Segment Start: DATA FOR THIS TASK

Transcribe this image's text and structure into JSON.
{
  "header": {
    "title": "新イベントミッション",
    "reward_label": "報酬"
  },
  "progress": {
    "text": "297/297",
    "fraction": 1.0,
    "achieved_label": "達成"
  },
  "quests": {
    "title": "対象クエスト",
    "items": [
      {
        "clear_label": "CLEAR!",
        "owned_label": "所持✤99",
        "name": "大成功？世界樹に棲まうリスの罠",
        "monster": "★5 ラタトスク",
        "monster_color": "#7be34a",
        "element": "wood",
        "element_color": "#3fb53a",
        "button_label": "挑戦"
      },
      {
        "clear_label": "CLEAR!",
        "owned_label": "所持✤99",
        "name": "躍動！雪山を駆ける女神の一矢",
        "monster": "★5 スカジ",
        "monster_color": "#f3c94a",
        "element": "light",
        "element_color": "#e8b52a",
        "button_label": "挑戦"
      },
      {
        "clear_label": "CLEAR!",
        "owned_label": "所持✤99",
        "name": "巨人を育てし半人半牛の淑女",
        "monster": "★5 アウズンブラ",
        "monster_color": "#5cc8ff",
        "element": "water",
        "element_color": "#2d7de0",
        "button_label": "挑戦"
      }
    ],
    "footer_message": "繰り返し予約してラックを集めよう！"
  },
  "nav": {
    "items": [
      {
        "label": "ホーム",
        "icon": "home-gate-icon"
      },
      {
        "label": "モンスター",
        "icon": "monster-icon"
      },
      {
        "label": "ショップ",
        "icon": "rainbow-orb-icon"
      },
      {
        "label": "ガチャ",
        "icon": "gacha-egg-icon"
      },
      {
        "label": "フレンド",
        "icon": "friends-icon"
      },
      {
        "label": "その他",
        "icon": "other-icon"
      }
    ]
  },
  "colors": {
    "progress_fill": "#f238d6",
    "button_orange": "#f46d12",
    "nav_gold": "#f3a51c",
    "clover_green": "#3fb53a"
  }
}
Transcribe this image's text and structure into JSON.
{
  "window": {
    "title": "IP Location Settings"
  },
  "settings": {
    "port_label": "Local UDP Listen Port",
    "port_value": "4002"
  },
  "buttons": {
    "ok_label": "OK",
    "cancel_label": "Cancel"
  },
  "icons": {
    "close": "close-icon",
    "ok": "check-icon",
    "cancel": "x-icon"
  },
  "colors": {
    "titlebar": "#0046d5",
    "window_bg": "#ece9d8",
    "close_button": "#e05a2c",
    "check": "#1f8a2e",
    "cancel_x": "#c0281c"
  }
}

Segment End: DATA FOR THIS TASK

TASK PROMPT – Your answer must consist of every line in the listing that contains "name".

SOLUTION TO THIS EXERCISE –
        "name": "大成功？世界樹に棲まうリスの罠",
        "name": "躍動！雪山を駆ける女神の一矢",
        "name": "巨人を育てし半人半牛の淑女",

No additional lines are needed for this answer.